    More need to consider upgrades when it is time to repower. The new 4 stroke outboards are very efficient. Unfortunately the cost of repowering with gas is rapidly increasing with the advent of CO regulations. A consideration is repowering with diesels. The new diesels are very light and in most cases will perform as good or better than gas engines. With smaller boats being the bread and butter for the boating industry there are instances that diesels make sense. I currently have a CC boat being repowered using one of Cummins Mercruiser’s diesels. It is as powerful and light as a small block v8. A while back did an older 28′ that was twin gas now single diesel. It uses 1/3 the fuel and is 3mph faster! Each boat needs to be evaluated by a professional prior to any repower. Any changes will cost more than a simple repower. Do your homework and your days on the water will be rewarding!

  4. Pat

    The thing you are forgetting in your article is that the higher gas prices dont just come into play on the boat trip, they come into play on the boaters everyday life, If everyday vehicle use goes up that has to come into play as well and is isnt always just the true $ impact, it can be the mental impact, the idea that filling the tow vehicle now cost $100 per fill vs $90, then to fill the boat costs another $100, all of a sudden the weekend boat trip costs $200 in your mind, even though the fuel used to get to the lake was only $10 of the trucks $100 and the $100 in the boat will last for 3-4 weekends. We can talk all we want about the minimal true $$ impact of the higher gas prices that isnt the impact we need to worry about it is the one in the consumers head that will be what hurts us

  5. Philip Topps, AMS

    As a Marine Surveyor, I see no marked decrease in business so far this year in a year-over-year comparison. It wasn’t so in 2008, when the “sticker shock” of the first real price hikes came about.

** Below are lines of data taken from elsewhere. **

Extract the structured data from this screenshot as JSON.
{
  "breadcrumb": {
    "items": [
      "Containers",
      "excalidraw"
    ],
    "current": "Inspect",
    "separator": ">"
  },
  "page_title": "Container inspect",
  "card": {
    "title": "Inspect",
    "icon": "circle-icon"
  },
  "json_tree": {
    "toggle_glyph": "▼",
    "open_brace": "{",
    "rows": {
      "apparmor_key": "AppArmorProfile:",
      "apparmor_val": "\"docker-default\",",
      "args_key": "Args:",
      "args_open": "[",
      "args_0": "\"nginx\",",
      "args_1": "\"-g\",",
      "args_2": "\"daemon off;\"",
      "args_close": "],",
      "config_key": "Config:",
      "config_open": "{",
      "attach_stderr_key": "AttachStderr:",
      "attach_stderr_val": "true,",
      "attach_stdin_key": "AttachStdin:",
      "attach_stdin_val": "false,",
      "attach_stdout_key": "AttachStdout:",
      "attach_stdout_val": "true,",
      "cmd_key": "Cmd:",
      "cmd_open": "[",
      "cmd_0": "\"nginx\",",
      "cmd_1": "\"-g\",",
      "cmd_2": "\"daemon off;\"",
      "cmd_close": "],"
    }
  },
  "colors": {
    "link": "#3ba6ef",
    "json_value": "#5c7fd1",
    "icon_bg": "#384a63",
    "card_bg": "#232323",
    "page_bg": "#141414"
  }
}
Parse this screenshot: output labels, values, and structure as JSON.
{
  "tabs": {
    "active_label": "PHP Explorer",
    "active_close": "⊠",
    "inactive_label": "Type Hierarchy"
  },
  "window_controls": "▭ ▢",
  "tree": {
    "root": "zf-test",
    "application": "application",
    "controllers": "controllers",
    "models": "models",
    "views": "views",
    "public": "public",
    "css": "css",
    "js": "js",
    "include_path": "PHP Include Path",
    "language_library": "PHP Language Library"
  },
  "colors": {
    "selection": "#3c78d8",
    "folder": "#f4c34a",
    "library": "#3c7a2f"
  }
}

That said, the statement that no boater/fisherman is going to forgo their recreation for an increase of 10-20 Dollars is likely true.
    I know that obama wants a society where people only go to work and back home, and pay taxes, with no activities, and his hatred of fossil fuels is well known, but, as with most boaters, I simply won’t play that tune, and apparently, a good many others won’t either.

  6. warren

    Pat makes a good point.. consider the boaters every day expenses groceries and perhaps commuting that will strain his wallet.what are you paying for milk etc at the grocery store?? all the price increases being blamed on the high cost of fuel. there may not be any money left to “gas up” the boat for that wekend fishing trip.secondly what about the price of diesel at the pump.outrageuos.. the price of gas and diesel WILL effect boating period..Dont worry !!.. the price will continue to rise until enough complaints are made and the oil companies will then know what our “breaking point “is and freeze the price there .. P.S. thanks enginecom. I will just repower with you and solve my money problems .I for one have had it .I think I will go camping this weekend.. oops .. the state owned park may be closed due to cutbacks .. wonderful!!

  7. CaptA


    I am in total agreement with your article. The fact of the matter is if a boater has to worry about a $1.00 per gallon increase in fuel costs, then he/she should probably never have bought the boat in the first place.

    Those who can afford a boat (whatever size) should have very little problems using it.

    This is a none issue.

Leave a Reply

Your email address will not be published. Required fields are marked *

Comments are moderated and generally will be posted if they are on-topic and not abusive. For more information, please see our Comments Policy.